(Data about app and page elements)
- - - - -
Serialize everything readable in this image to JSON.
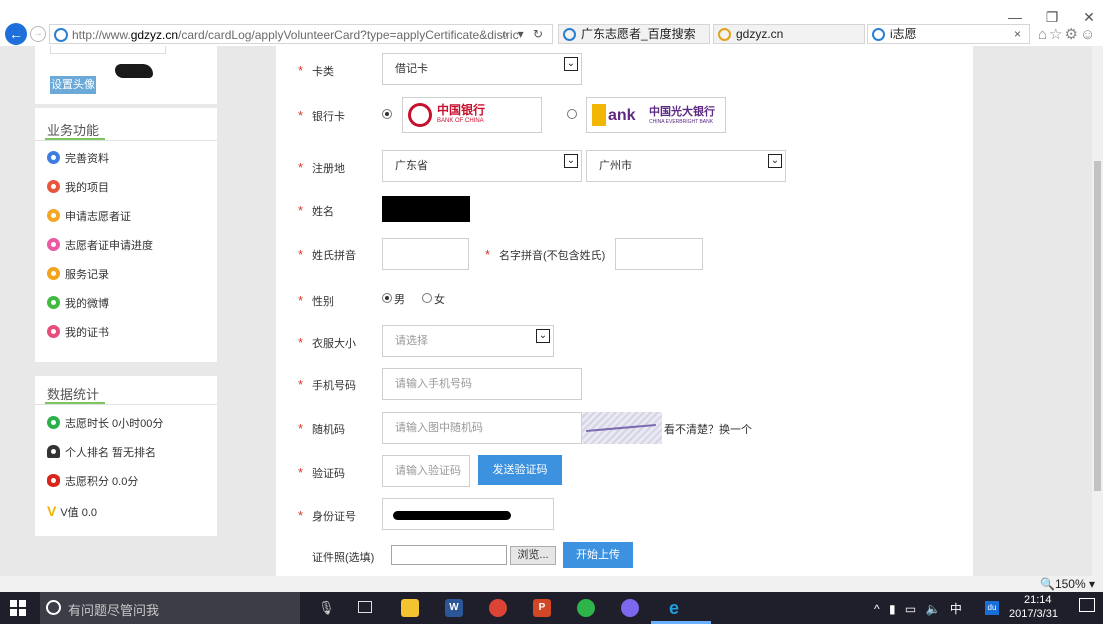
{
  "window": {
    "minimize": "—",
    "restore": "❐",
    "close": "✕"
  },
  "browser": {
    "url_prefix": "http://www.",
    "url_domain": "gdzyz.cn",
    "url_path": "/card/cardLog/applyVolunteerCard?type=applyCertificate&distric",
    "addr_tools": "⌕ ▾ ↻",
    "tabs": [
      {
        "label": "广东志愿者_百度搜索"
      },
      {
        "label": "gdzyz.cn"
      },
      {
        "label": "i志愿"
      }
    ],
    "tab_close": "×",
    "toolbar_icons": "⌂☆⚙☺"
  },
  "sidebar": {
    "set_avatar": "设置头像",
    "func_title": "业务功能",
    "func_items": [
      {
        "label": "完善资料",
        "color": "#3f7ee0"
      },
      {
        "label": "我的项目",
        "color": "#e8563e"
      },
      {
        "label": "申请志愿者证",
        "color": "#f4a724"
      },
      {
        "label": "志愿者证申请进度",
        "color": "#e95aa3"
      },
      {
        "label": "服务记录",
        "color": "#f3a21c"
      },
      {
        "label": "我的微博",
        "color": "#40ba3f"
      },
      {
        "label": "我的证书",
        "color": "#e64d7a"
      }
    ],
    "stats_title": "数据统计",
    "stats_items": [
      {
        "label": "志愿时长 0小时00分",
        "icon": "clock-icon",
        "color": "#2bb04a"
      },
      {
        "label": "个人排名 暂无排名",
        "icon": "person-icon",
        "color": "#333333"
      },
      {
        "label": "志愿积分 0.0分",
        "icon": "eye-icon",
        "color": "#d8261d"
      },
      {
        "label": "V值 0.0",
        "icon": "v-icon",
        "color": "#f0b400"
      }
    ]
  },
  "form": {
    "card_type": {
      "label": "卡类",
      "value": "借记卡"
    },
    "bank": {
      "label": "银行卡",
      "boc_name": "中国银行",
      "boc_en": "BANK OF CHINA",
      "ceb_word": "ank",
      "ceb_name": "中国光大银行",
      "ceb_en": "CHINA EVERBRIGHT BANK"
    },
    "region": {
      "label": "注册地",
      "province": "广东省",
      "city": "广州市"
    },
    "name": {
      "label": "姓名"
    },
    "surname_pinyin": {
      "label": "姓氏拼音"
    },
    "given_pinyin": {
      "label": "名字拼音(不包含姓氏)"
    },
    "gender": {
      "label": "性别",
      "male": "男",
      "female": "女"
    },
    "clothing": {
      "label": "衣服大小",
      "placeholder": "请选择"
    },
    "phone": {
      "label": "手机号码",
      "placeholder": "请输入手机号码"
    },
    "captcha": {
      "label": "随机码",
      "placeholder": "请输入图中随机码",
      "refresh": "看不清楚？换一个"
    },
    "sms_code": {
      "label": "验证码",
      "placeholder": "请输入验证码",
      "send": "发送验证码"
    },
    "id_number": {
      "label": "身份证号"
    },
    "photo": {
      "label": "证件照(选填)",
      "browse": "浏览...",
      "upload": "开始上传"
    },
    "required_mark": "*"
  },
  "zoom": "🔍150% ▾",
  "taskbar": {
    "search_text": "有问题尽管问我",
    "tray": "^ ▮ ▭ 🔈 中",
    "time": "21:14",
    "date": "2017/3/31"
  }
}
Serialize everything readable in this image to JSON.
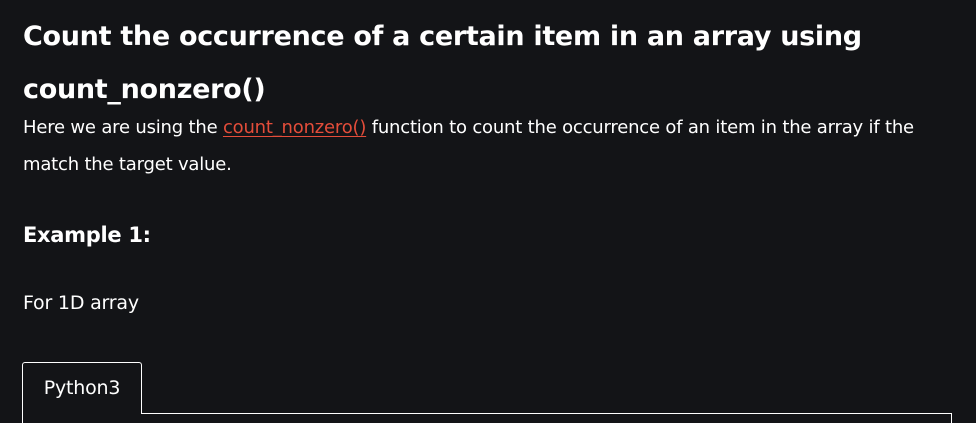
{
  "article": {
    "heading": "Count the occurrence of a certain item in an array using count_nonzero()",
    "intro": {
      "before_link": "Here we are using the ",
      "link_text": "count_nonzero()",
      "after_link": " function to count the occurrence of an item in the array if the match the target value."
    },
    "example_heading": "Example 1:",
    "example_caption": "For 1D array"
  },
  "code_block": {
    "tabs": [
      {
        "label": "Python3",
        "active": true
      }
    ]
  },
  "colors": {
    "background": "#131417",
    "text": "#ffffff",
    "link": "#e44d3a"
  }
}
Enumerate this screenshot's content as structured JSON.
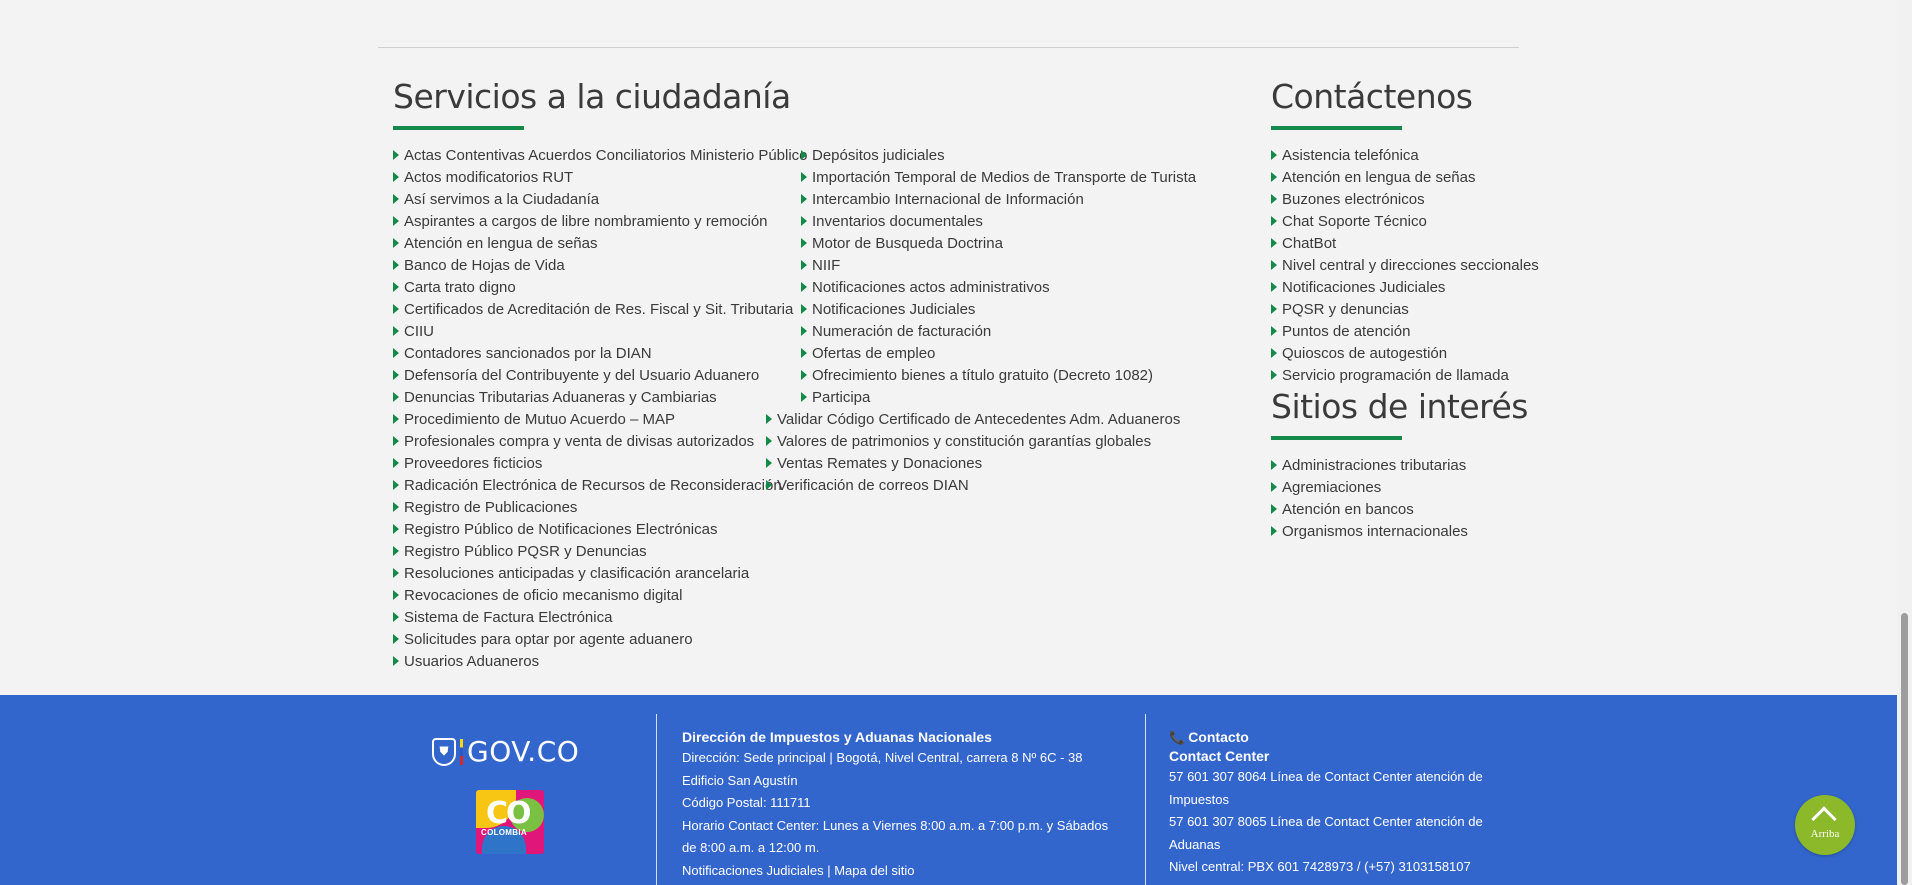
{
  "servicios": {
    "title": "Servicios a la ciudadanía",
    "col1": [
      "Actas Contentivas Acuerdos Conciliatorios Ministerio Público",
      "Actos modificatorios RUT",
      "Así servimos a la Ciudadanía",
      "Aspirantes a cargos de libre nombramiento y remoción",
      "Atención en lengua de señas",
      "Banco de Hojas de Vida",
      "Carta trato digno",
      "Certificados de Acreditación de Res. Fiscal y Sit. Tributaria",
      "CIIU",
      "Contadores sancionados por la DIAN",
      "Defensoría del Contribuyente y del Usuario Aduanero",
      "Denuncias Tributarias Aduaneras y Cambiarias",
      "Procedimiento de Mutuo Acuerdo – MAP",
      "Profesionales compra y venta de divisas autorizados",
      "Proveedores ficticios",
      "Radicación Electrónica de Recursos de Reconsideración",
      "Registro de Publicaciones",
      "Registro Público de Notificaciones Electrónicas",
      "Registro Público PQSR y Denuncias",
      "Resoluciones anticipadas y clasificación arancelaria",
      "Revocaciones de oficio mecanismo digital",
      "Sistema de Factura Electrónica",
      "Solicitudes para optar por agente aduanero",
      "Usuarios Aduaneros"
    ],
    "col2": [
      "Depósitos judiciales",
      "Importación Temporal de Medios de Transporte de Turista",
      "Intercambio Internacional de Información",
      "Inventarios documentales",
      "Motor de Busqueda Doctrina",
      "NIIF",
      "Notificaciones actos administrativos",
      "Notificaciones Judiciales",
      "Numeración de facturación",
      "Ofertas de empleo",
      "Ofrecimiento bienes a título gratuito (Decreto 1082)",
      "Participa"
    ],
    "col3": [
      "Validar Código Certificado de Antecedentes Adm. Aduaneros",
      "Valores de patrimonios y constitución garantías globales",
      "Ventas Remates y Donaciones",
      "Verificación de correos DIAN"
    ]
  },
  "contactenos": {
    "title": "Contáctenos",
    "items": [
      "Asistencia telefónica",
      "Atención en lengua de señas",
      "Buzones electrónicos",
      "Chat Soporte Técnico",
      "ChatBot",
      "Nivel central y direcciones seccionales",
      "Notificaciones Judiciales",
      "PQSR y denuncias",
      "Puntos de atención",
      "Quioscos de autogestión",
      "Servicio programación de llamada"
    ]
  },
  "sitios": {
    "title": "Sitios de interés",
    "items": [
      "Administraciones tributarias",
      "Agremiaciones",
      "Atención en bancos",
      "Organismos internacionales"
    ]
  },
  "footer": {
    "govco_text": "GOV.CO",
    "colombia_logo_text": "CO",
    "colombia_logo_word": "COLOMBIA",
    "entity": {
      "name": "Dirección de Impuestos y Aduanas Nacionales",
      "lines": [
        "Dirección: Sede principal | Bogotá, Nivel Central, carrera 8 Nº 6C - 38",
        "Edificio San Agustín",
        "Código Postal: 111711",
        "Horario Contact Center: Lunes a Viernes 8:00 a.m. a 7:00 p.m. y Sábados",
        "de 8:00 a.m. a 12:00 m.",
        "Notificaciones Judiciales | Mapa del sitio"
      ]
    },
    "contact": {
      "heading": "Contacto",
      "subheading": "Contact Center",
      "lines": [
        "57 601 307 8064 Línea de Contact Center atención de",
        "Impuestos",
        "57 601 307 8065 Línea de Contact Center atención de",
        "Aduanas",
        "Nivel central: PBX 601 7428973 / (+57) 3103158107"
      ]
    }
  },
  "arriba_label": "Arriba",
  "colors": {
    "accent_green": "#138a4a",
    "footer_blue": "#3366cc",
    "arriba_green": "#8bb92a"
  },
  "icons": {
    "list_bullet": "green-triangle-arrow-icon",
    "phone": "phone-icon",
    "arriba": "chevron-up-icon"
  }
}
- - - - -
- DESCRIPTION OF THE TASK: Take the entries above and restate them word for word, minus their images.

- WRITTEN SOLUTION:
Serialize everything readable in this image to JSON.
{
  "window": {
    "minimize": "—",
    "restore": "❐",
    "close": "✕"
  },
  "browser": {
    "url_prefix": "http://www.",
    "url_domain": "gdzyz.cn",
    "url_path": "/card/cardLog/applyVolunteerCard?type=applyCertificate&distric",
    "addr_tools": "⌕ ▾ ↻",
    "tabs": [
      {
        "label": "广东志愿者_百度搜索"
      },
      {
        "label": "gdzyz.cn"
      },
      {
        "label": "i志愿"
      }
    ],
    "tab_close": "×",
    "toolbar_icons": "⌂☆⚙☺"
  },
  "sidebar": {
    "set_avatar": "设置头像",
    "func_title": "业务功能",
    "func_items": [
      {
        "label": "完善资料",
        "color": "#3f7ee0"
      },
      {
        "label": "我的项目",
        "color": "#e8563e"
      },
      {
        "label": "申请志愿者证",
        "color": "#f4a724"
      },
      {
        "label": "志愿者证申请进度",
        "color": "#e95aa3"
      },
      {
        "label": "服务记录",
        "color": "#f3a21c"
      },
      {
        "label": "我的微博",
        "color": "#40ba3f"
      },
      {
        "label": "我的证书",
        "color": "#e64d7a"
      }
    ],
    "stats_title": "数据统计",
    "stats_items": [
      {
        "label": "志愿时长 0小时00分",
        "icon": "clock-icon",
        "color": "#2bb04a"
      },
      {
        "label": "个人排名 暂无排名",
        "icon": "person-icon",
        "color": "#333333"
      },
      {
        "label": "志愿积分 0.0分",
        "icon": "eye-icon",
        "color": "#d8261d"
      },
      {
        "label": "V值 0.0",
        "icon": "v-icon",
        "color": "#f0b400"
      }
    ]
  },
  "form": {
    "card_type": {
      "label": "卡类",
      "value": "借记卡"
    },
    "bank": {
      "label": "银行卡",
      "boc_name": "中国银行",
      "boc_en": "BANK OF CHINA",
      "ceb_word": "ank",
      "ceb_name": "中国光大银行",
      "ceb_en": "CHINA EVERBRIGHT BANK"
    },
    "region": {
      "label": "注册地",
      "province": "广东省",
      "city": "广州市"
    },
    "name": {
      "label": "姓名"
    },
    "surname_pinyin": {
      "label": "姓氏拼音"
    },
    "given_pinyin": {
      "label": "名字拼音(不包含姓氏)"
    },
    "gender": {
      "label": "性别",
      "male": "男",
      "female": "女"
    },
    "clothing": {
      "label": "衣服大小",
      "placeholder": "请选择"
    },
    "phone": {
      "label": "手机号码",
      "placeholder": "请输入手机号码"
    },
    "captcha": {
      "label": "随机码",
      "placeholder": "请输入图中随机码",
      "refresh": "看不清楚？换一个"
    },
    "sms_code": {
      "label": "验证码",
      "placeholder": "请输入验证码",
      "send": "发送验证码"
    },
    "id_number": {
      "label": "身份证号"
    },
    "photo": {
      "label": "证件照(选填)",
      "browse": "浏览...",
      "upload": "开始上传"
    },
    "required_mark": "*"
  },
  "zoom": "🔍150% ▾",
  "taskbar": {
    "search_text": "有问题尽管问我",
    "tray": "^ ▮ ▭ 🔈 中",
    "time": "21:14",
    "date": "2017/3/31"
  }
}
Serialize everything readable in this image to JSON.
{
  "article": {
    "heading": "Count the occurrence of a certain item in an array using count_nonzero()",
    "intro": {
      "before_link": "Here we are using the ",
      "link_text": "count_nonzero()",
      "after_link": " function to count the occurrence of an item in the array if the match the target value."
    },
    "example_heading": "Example 1:",
    "example_caption": "For 1D array"
  },
  "code_block": {
    "tabs": [
      {
        "label": "Python3",
        "active": true
      }
    ]
  },
  "colors": {
    "background": "#131417",
    "text": "#ffffff",
    "link": "#e44d3a"
  }
}
Enumerate this screenshot's content as structured JSON.
{
  "servicios": {
    "title": "Servicios a la ciudadanía",
    "col1": [
      "Actas Contentivas Acuerdos Conciliatorios Ministerio Público",
      "Actos modificatorios RUT",
      "Así servimos a la Ciudadanía",
      "Aspirantes a cargos de libre nombramiento y remoción",
      "Atención en lengua de señas",
      "Banco de Hojas de Vida",
      "Carta trato digno",
      "Certificados de Acreditación de Res. Fiscal y Sit. Tributaria",
      "CIIU",
      "Contadores sancionados por la DIAN",
      "Defensoría del Contribuyente y del Usuario Aduanero",
      "Denuncias Tributarias Aduaneras y Cambiarias",
      "Procedimiento de Mutuo Acuerdo – MAP",
      "Profesionales compra y venta de divisas autorizados",
      "Proveedores ficticios",
      "Radicación Electrónica de Recursos de Reconsideración",
      "Registro de Publicaciones",
      "Registro Público de Notificaciones Electrónicas",
      "Registro Público PQSR y Denuncias",
      "Resoluciones anticipadas y clasificación arancelaria",
      "Revocaciones de oficio mecanismo digital",
      "Sistema de Factura Electrónica",
      "Solicitudes para optar por agente aduanero",
      "Usuarios Aduaneros"
    ],
    "col2": [
      "Depósitos judiciales",
      "Importación Temporal de Medios de Transporte de Turista",
      "Intercambio Internacional de Información",
      "Inventarios documentales",
      "Motor de Busqueda Doctrina",
      "NIIF",
      "Notificaciones actos administrativos",
      "Notificaciones Judiciales",
      "Numeración de facturación",
      "Ofertas de empleo",
      "Ofrecimiento bienes a título gratuito (Decreto 1082)",
      "Participa"
    ],
    "col3": [
      "Validar Código Certificado de Antecedentes Adm. Aduaneros",
      "Valores de patrimonios y constitución garantías globales",
      "Ventas Remates y Donaciones",
      "Verificación de correos DIAN"
    ]
  },
  "contactenos": {
    "title": "Contáctenos",
    "items": [
      "Asistencia telefónica",
      "Atención en lengua de señas",
      "Buzones electrónicos",
      "Chat Soporte Técnico",
      "ChatBot",
      "Nivel central y direcciones seccionales",
      "Notificaciones Judiciales",
      "PQSR y denuncias",
      "Puntos de atención",
      "Quioscos de autogestión",
      "Servicio programación de llamada"
    ]
  },
  "sitios": {
    "title": "Sitios de interés",
    "items": [
      "Administraciones tributarias",
      "Agremiaciones",
      "Atención en bancos",
      "Organismos internacionales"
    ]
  },
  "footer": {
    "govco_text": "GOV.CO",
    "colombia_logo_text": "CO",
    "colombia_logo_word": "COLOMBIA",
    "entity": {
      "name": "Dirección de Impuestos y Aduanas Nacionales",
      "lines": [
        "Dirección: Sede principal | Bogotá, Nivel Central, carrera 8 Nº 6C - 38",
        "Edificio San Agustín",
        "Código Postal: 111711",
        "Horario Contact Center: Lunes a Viernes 8:00 a.m. a 7:00 p.m. y Sábados",
        "de 8:00 a.m. a 12:00 m.",
        "Notificaciones Judiciales | Mapa del sitio"
      ]
    },
    "contact": {
      "heading": "Contacto",
      "subheading": "Contact Center",
      "lines": [
        "57 601 307 8064 Línea de Contact Center atención de",
        "Impuestos",
        "57 601 307 8065 Línea de Contact Center atención de",
        "Aduanas",
        "Nivel central: PBX 601 7428973 / (+57) 3103158107"
      ]
    }
  },
  "arriba_label": "Arriba",
  "colors": {
    "accent_green": "#138a4a",
    "footer_blue": "#3366cc",
    "arriba_green": "#8bb92a"
  },
  "icons": {
    "list_bullet": "green-triangle-arrow-icon",
    "phone": "phone-icon",
    "arriba": "chevron-up-icon"
  }
}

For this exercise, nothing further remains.